decisionmaker is reasonably, conscientiously, and impartially applying the
standards that govern the decision.” Id. at 695. There was no discussion touching
on race during the trial. The trial court gave the instruction about what constitutes
evidence, and the jury is presumed to have followed that instruction. Given the
conclusive evidence produced against Bert, the district court properly found that
the inadvertent broadcast was not prejudicial.
Bert also contends that his trial counsel rendered ineffective assistance by
failing to move for a mistrial after Bert was briefly restrained by court security
personnel within view of the jury after a power outage. However, given the
fleeting nature of the encounter and the restrained response by the officers, even
under Bert’s description of the events, Bert cannot show prejudice. When this
event is viewed in the context of the trial as a whole, there is no reasonable
The parties correctly point out that Strickland governs the inquiry into
whether Bert was prejudiced by his counsel’s failure to move for a mistrial. Under
Strickland, the view is on the result of the entire proceedings, and only those errors
that could jeopardize the result are prejudicial. See Berghuis v. Thompkins, 130 S.
Ct. 2250, 2264-65 (2010); Downs v. Hoyt, 232 F.3d 1031, 1038 (9th Cir. 2000)
(stating that the question under the prejudice prong “is not whether the verdict
would more likely than not have been different, but whether the defendant received
a fair trial, understood as a trial resulting in a verdict worthy of confidence,” and
holding that even if defendant “could show deficient performance” for counsel’s
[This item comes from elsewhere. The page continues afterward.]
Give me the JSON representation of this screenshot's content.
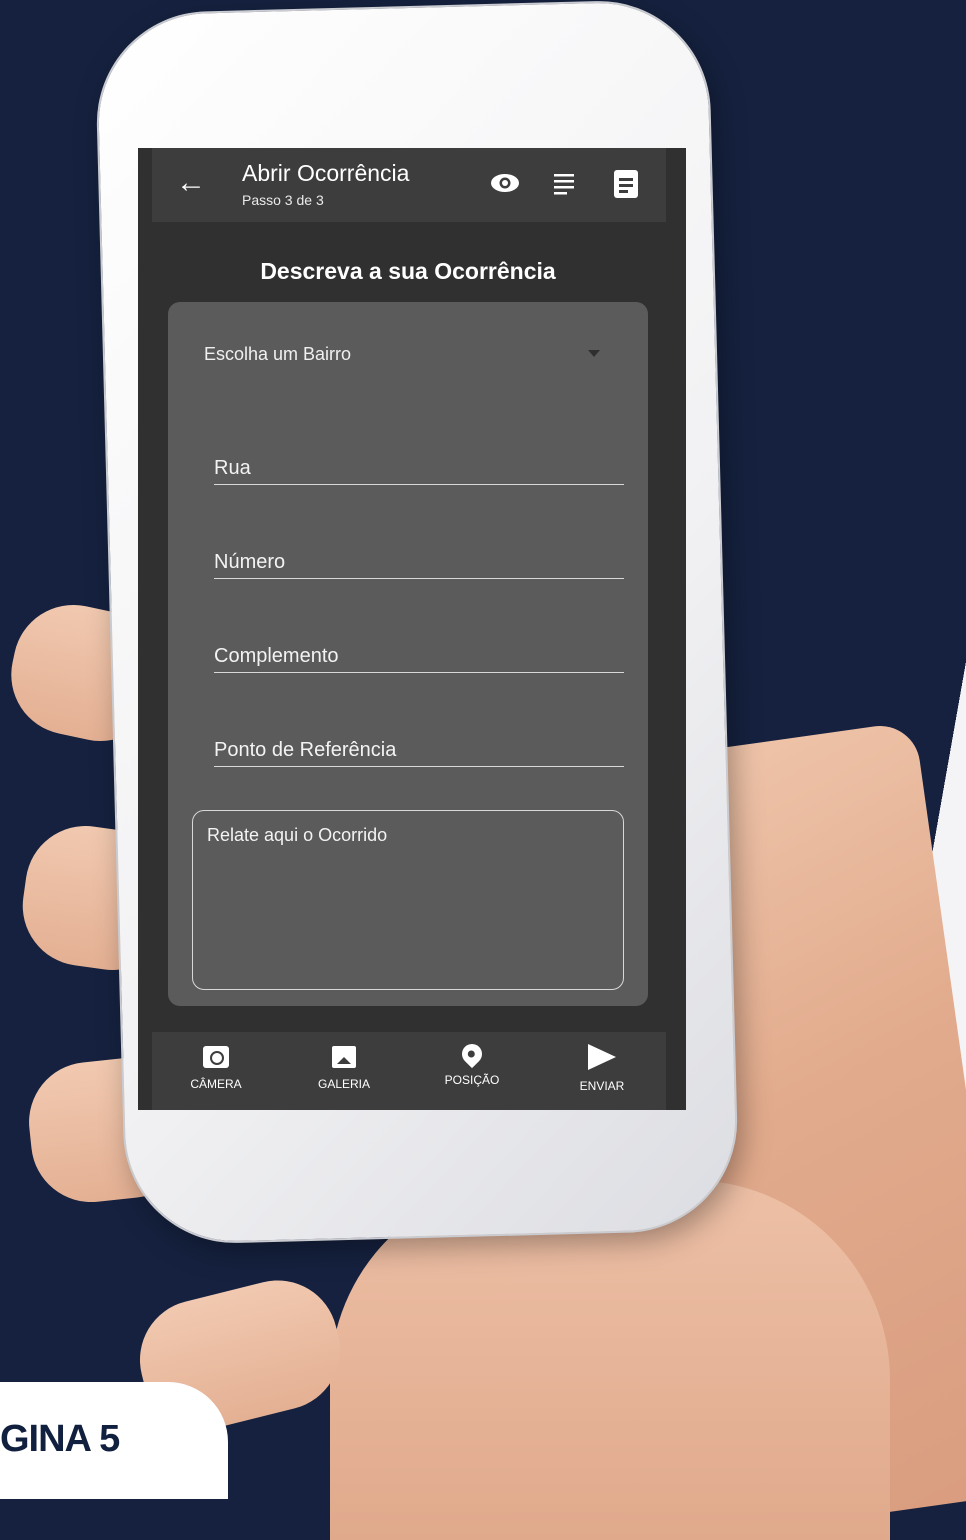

failure to move for a mistrial, defendant could not “show that she did not receive a
fair trial, understood as a trial resulting in a verdict worthy of confidence”).